On Aug. 7 President Clinton announced the award of $120 million for 185 new grants under the Gaining Early Awareness and Readiness for Undergraduate Programs (GEAR UP) that will help more than 200,000 disadvantaged children, beginning in the middle grades, to prepare for success in college.
Only three programs in the nation (in Chicago, Philadelphia and Oklahoma City) are receiving larger grants than Cal State Hayward's partnership with Oakland.
"These programs can make all the difference in whether a young person goes on to higher education and succeeds," said Cal State Hayward President Norma Rees. "They reach out to students in the seventh grade and stay with them all the way. They provide students with tutors and mentors who encourage them to have high expectations for themselves and prepare them to meet high standards."

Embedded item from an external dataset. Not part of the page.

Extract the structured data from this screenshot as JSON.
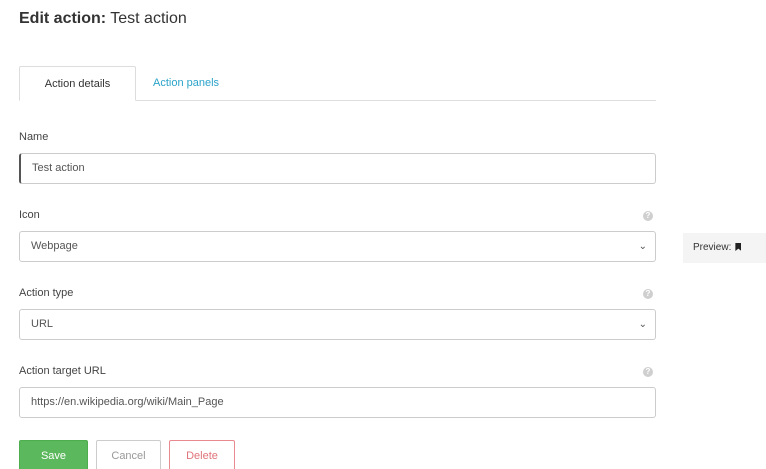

More than 3,500 students in 14 Oakland schools will be the targets for the intensive effort by CSUH professors, Oakland teachers, mentors, parents and volunteers. The middle schools are Edna Brewer, Carter, Elmhurst, Frick, Bret Harte, Havenscourt, King Estates, Lowell, Madison, Roosevelt, Calvin Simmons and Westlake. Seventh and eighth grade students at Cole and John Swett K-8 schools will be included.
The project director is CSUH teacher education Professor Antonio Andrade, and the project coordinator is Fred Ellis, a program coordinator with the Oakland Unified School District.
The GEAR UP program in Oakland is aimed at developing students' potential and helping them and their families prepare for college by offering counseling, tutoring and mentoring to help students succeed in higher mathematics and other college preparation courses. All classes will be evaluated to ensure they teach skills helpful in preparing students for college entrance exams.
Some of the activities will be held after school, on Saturdays and during the summer. They will include field trips, summer classes on college campuses, and academic seminars. Students will work with teachers, counselors, parents and mentors.
The program will also offer scholarships and family counseling regarding college loans and financial aid options.
"Students who take academically demanding high school course work are more likely to go on to college, succeed and earn more in the work force, regardless of their financial status, race or gender," said Arthurlene Towner, dean of the School of Education and Allied Studies at Cal State Hayward. "However, disadvantaged students often are not aware of the need to take rigorous academic courses to prepare for college, like algebra in middle school or chemistry and trigonometry in high school, or of the availability of financial aid to pay for college."
Towner said key factors in selection of the Cal State Hayward project for funding included proposals to involve Oakland parents, create local matches of resources to fund long-term commitments, and strengthen school curriculum and support services.
Parent centers at each school will help develop trainers through the Oakland Community Partnership organization. That group will support SOAR with a "Dollars for Scholars" campaign that will include a fund-raising luncheon sponsored by Bay Area radio station KMEL, the Oakland Chamber of Commerce and the City of Oakland.
The university already has a significant presence in Oakland schools. More than 230 Cal State Hayward credential candidates will teach in Oakland classrooms this fall. Candidates for state schools administrative and counseling credentials will also work in Oakland schools. The university has six programs directed at Oakland students and teachers in math and science and others in English, literacy, and preparation for careers and college life.
The U.S. Education Department awarded two types of grants: $42 million for 21 state grants and $75 million for 164 partnerships between colleges and low-income middle and junior high schools. There were more than 670 partnership and state proposals representing all 50 states, an estimated one out of every five U.S. colleges, and more than 4,500 organizations. Only one in four partnership grant applicants and half of the state grant applicants could be funded.
Partnership projects had to include at least one college or university, one school district on behalf of one or more low-income middle- and high schools, and two additional organizations such as businesses or community-based groups.
Public Affairs Offices/Campus News